Apartment Buildings 150-200 gallons/unit
Barber Shops 55 gallons/day/chair
Beauty Salons 270 gallons/day/chair

How much water does a salon use a day?

Save Water & Energy Did you know that the average salon basin uses 150 gallons* of water EACH day?

What type of water is best for hair?

This is the very best way to wash your hair On one hand, cold water is claimed to be the ideal temperature for a hair wash by many and on the other hand, hot water is, supposedly, better for cleansing hair. So let’s dig a little deeper to sort out this confusion once and for all.

What type of water is bad for hair?

That’s because hard water contains a buildup of minerals, such as calcium and magnesium. This produces a film on the hair, making it difficult for moisture to penetrate. As a result, the hair is left dry and prone to breakage.

How do salons reduce water waste?

Save water: save money in hair and beauty salons

  1. Shampoo once rather than twice.
  2. Turn the tap off between washes and report any leaks.
  3. Washing up/mopping floors – use half buckets as standard.

How can beauty salons save energy?

3Tips to go green

  1. Re-think you lights. Energy-saving light bulbs like LEDs can be a controversial topic in hair and beauty salons.
  2. Conserve water. Check your salon for leaks.
  3. Check your flow. It’s not just water that leaks!
  4. Reuse, reduce and recycle. Organise your waste.
  5. Choose eco-friendly appliances.
  6. Fewer, bigger loads.

What size water heater do I need for a salon?

Plumbing for Salons & Spas

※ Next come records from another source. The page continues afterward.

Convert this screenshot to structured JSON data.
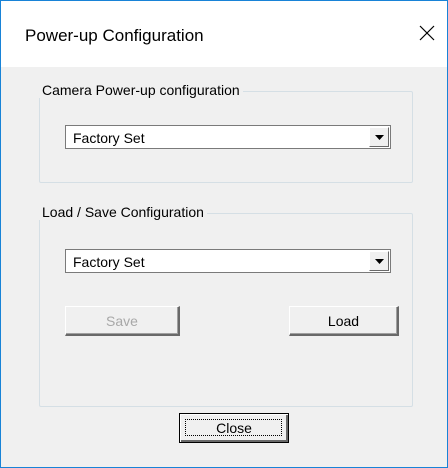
{
  "window": {
    "title": "Power-up Configuration",
    "close_icon": "close-icon"
  },
  "camera_group": {
    "label": "Camera Power-up configuration",
    "selected": "Factory Set",
    "dropdown_icon": "chevron-down-icon"
  },
  "load_save_group": {
    "label": "Load / Save Configuration",
    "selected": "Factory Set",
    "dropdown_icon": "chevron-down-icon",
    "save_label": "Save",
    "save_enabled": false,
    "load_label": "Load"
  },
  "footer": {
    "close_label": "Close"
  }
}
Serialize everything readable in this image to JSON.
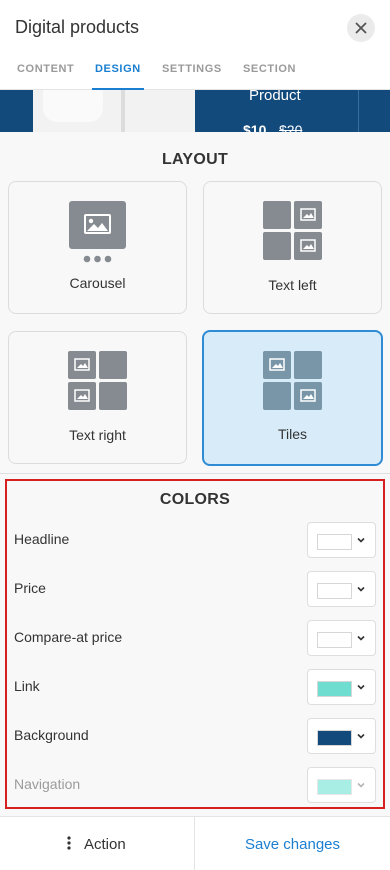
{
  "header": {
    "title": "Digital products",
    "close_icon": "close-icon"
  },
  "tabs": [
    {
      "label": "CONTENT",
      "active": false
    },
    {
      "label": "DESIGN",
      "active": true
    },
    {
      "label": "SETTINGS",
      "active": false
    },
    {
      "label": "SECTION",
      "active": false
    }
  ],
  "preview": {
    "product_name": "Product",
    "price": "$10",
    "compare_price": "$20"
  },
  "layout": {
    "title": "LAYOUT",
    "options": [
      {
        "label": "Carousel",
        "icon": "carousel-layout-icon",
        "selected": false
      },
      {
        "label": "Text left",
        "icon": "text-left-layout-icon",
        "selected": false
      },
      {
        "label": "Text right",
        "icon": "text-right-layout-icon",
        "selected": false
      },
      {
        "label": "Tiles",
        "icon": "tiles-layout-icon",
        "selected": true
      }
    ]
  },
  "colors": {
    "title": "COLORS",
    "rows": [
      {
        "label": "Headline",
        "color": "#ffffff",
        "disabled": false
      },
      {
        "label": "Price",
        "color": "#ffffff",
        "disabled": false
      },
      {
        "label": "Compare-at price",
        "color": "#ffffff",
        "disabled": false
      },
      {
        "label": "Link",
        "color": "#6fded0",
        "disabled": false
      },
      {
        "label": "Background",
        "color": "#134a7c",
        "disabled": false
      },
      {
        "label": "Navigation",
        "color": "#a9eee4",
        "disabled": true
      }
    ]
  },
  "footer": {
    "action_label": "Action",
    "save_label": "Save changes"
  },
  "theme": {
    "accent": "#1a7fd1",
    "selected_bg": "#d7ecf8",
    "highlight_border": "#d62020"
  }
}
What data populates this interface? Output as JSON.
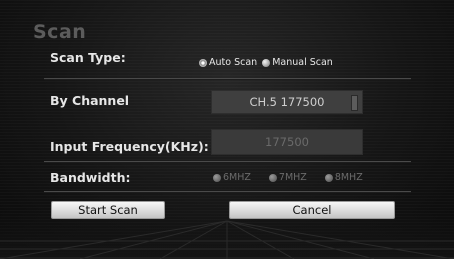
{
  "dialog": {
    "title": "Scan"
  },
  "scan_type": {
    "label": "Scan Type:",
    "options": [
      {
        "label": "Auto Scan",
        "selected": true
      },
      {
        "label": "Manual Scan",
        "selected": false
      }
    ]
  },
  "by_channel": {
    "label": "By Channel",
    "value": "CH.5  177500"
  },
  "input_frequency": {
    "label": "Input Frequency(KHz):",
    "value": "177500"
  },
  "bandwidth": {
    "label": "Bandwidth:",
    "options": [
      {
        "label": "6MHZ",
        "selected": false
      },
      {
        "label": "7MHZ",
        "selected": false
      },
      {
        "label": "8MHZ",
        "selected": false
      }
    ]
  },
  "buttons": {
    "start_scan": "Start Scan",
    "cancel": "Cancel"
  }
}
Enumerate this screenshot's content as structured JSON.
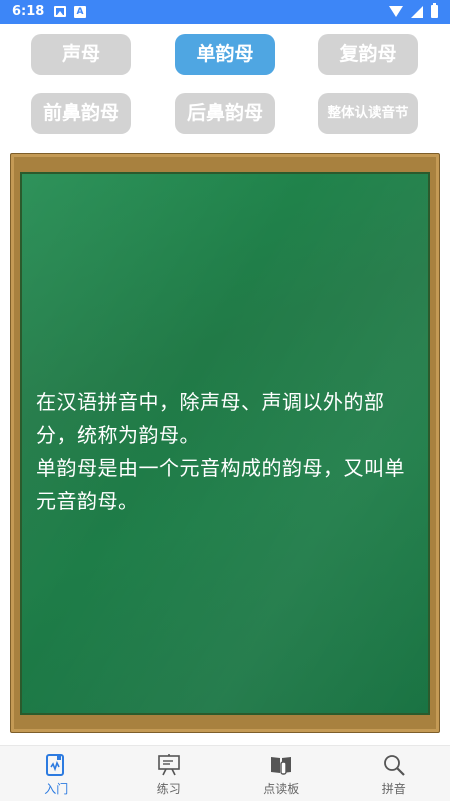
{
  "status_bar": {
    "time": "6:18",
    "notification_glyph": "A"
  },
  "categories": [
    {
      "label": "声母",
      "active": false
    },
    {
      "label": "单韵母",
      "active": true
    },
    {
      "label": "复韵母",
      "active": false
    },
    {
      "label": "前鼻韵母",
      "active": false
    },
    {
      "label": "后鼻韵母",
      "active": false
    },
    {
      "label": "整体认读音节",
      "active": false
    }
  ],
  "board": {
    "paragraphs": [
      "在汉语拼音中，除声母、声调以外的部分，统称为韵母。",
      "单韵母是由一个元音构成的韵母，又叫单元音韵母。"
    ]
  },
  "bottom_nav": [
    {
      "label": "入门",
      "icon": "book-audio-icon",
      "active": true
    },
    {
      "label": "练习",
      "icon": "presentation-board-icon",
      "active": false
    },
    {
      "label": "点读板",
      "icon": "reading-pen-icon",
      "active": false
    },
    {
      "label": "拼音",
      "icon": "magnifier-icon",
      "active": false
    }
  ],
  "colors": {
    "status_bar": "#3d86f7",
    "active_button": "#4fa6e2",
    "inactive_button": "#d3d3d3",
    "board_green": "#1f8a4e",
    "frame_wood": "#a8813f",
    "nav_active": "#2d7be0"
  }
}
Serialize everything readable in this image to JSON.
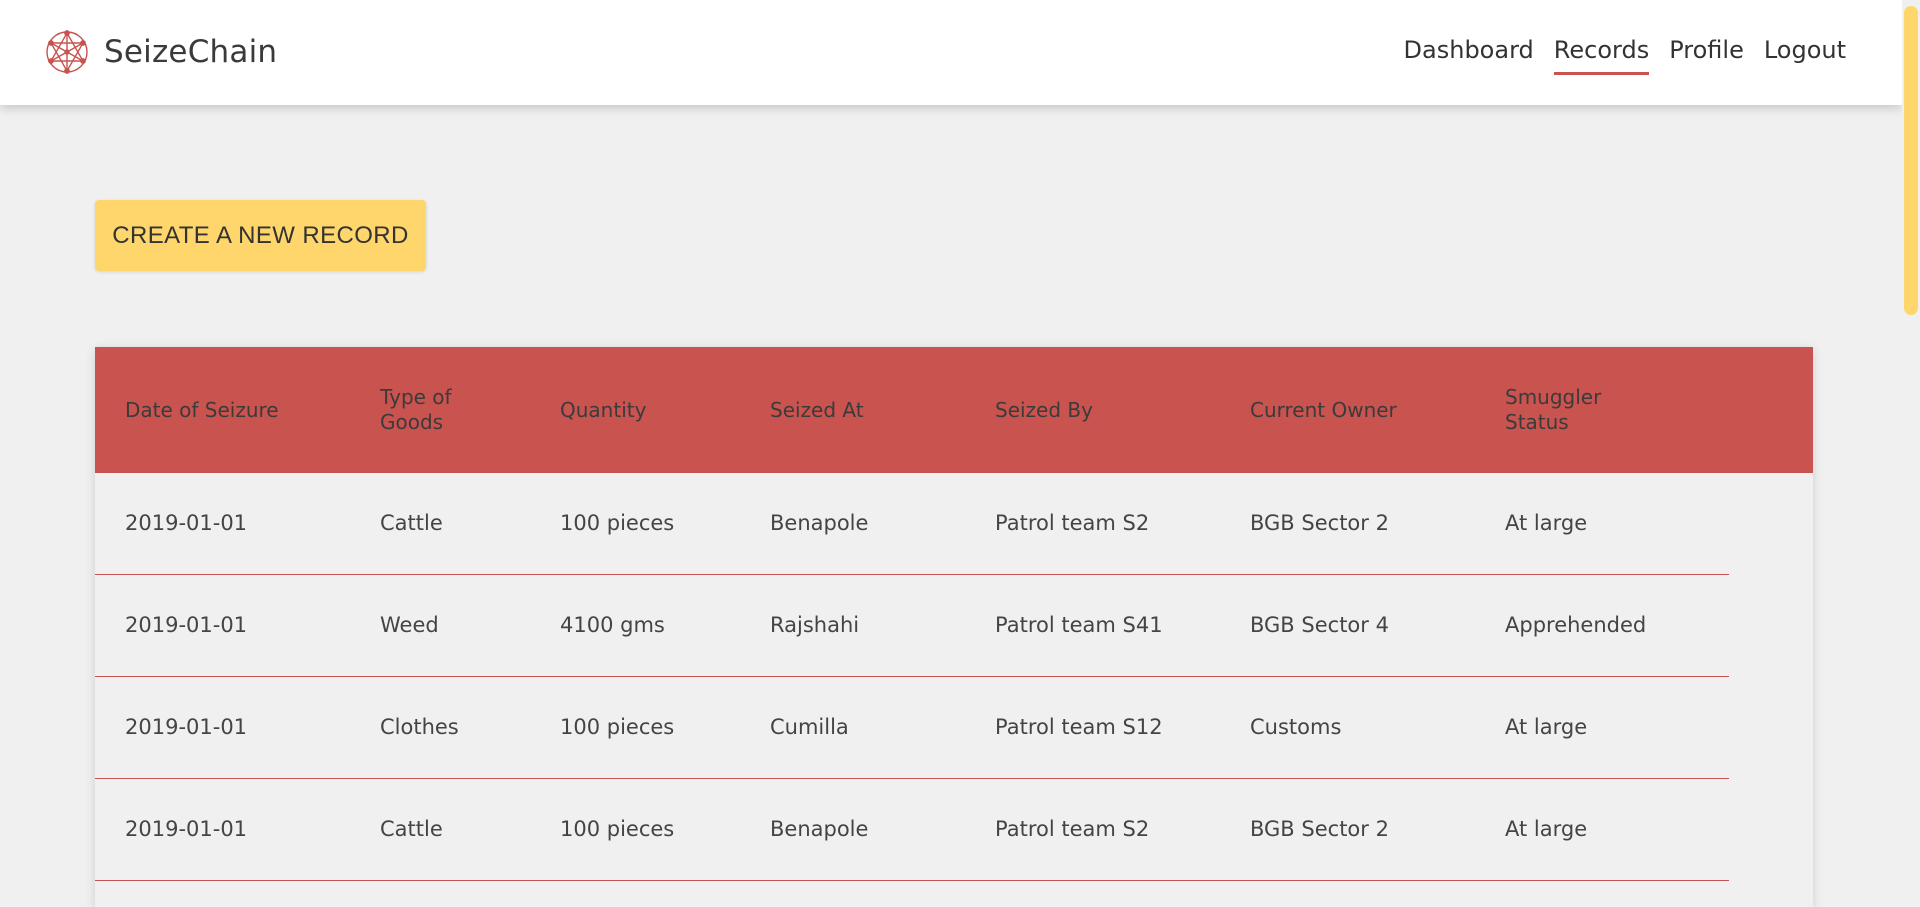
{
  "brand": {
    "name": "SeizeChain",
    "logo_icon": "network-logo-icon",
    "logo_color": "#c8534f"
  },
  "nav": {
    "items": [
      {
        "label": "Dashboard",
        "active": false
      },
      {
        "label": "Records",
        "active": true
      },
      {
        "label": "Profile",
        "active": false
      },
      {
        "label": "Logout",
        "active": false
      }
    ]
  },
  "actions": {
    "create_label": "CREATE A NEW RECORD"
  },
  "table": {
    "headers": [
      "Date of Seizure",
      "Type of Goods",
      "Quantity",
      "Seized At",
      "Seized By",
      "Current Owner",
      "Smuggler Status"
    ],
    "rows": [
      [
        "2019-01-01",
        "Cattle",
        "100 pieces",
        "Benapole",
        "Patrol team S2",
        "BGB Sector 2",
        "At large"
      ],
      [
        "2019-01-01",
        "Weed",
        "4100 gms",
        "Rajshahi",
        "Patrol team S41",
        "BGB Sector 4",
        "Apprehended"
      ],
      [
        "2019-01-01",
        "Clothes",
        "100 pieces",
        "Cumilla",
        "Patrol team S12",
        "Customs",
        "At large"
      ],
      [
        "2019-01-01",
        "Cattle",
        "100 pieces",
        "Benapole",
        "Patrol team S2",
        "BGB Sector 2",
        "At large"
      ]
    ]
  },
  "colors": {
    "accent": "#c8534f",
    "button": "#ffd66b",
    "background": "#f0f0f0"
  }
}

Water Water Supply Hot Water Heater
1-2 bowls ¾-inch line 50 gallons
3-5 bowls 1-inch line 75 gallons
6-8 bowls 1.25-inch line 100 gallons

How many gallons of water does it take to wash hair?

Therefore, the hot water needs of a barber shop may be estimated to be 16 gallons of 100°F water per shampoo. The 16 gallons of 100°F water used per hair wash represents about 9.6 gallons of 140°F water.

How much does it cost to install a salon sink?

The national average cost of installing a sink ranges from $200 to $1,000. For example, installing a drop-in, double-bowl kitchen sink in an existing counter should cost about $400….Sink Prices.

Sink Installation Costs
National average cost $400
Average range $200-$1,000
Minimum cost $200
Maximum cost $3,000

Does rice water grow hair?

“It contains carbohydrates, minerals, and vitamins that can foster a balanced environment in the scalp to keep your follicles healthy.” So, while rice water isn’t scientifically proven to actually make your hair grow faster, it can still make it look shinier, healthier, and fuller.

Do you need a hot water heater for a salon?

These salon-specific electrical requirements are above and beyond the normal electrical needs for heating, cooling, lighting, and general electrical service. Plus, depending on size, a salon may require more than one hot water heater.

How to use water efficiently in your Salon?

If your local municipality permits it, consider installing a system that will allow you to use water from your shampoo bowls and lavatory sinks to flush toilets. 9.

Where does the water in salons come from?

“Fresh, clean water is something most of us take for granted in our everyday life,” says Tamara Jercha, founder of the National Association of Eco-Friendly Salons & Spas (NAEFSS). “The bad news is, our water comes from underground aquifers, in which levels have dropped more than 100 feet since the 1940s.

How are salons cutting back on water usage?

Facing record drought conditions, salons and spas in the Southwest are re-evaluating their water usage, looking for ways — both big and small — to cut back. We’ve seen salons take steps from installing flow restrictors at washing stations to discouraging the use of robes to cut down on laundry.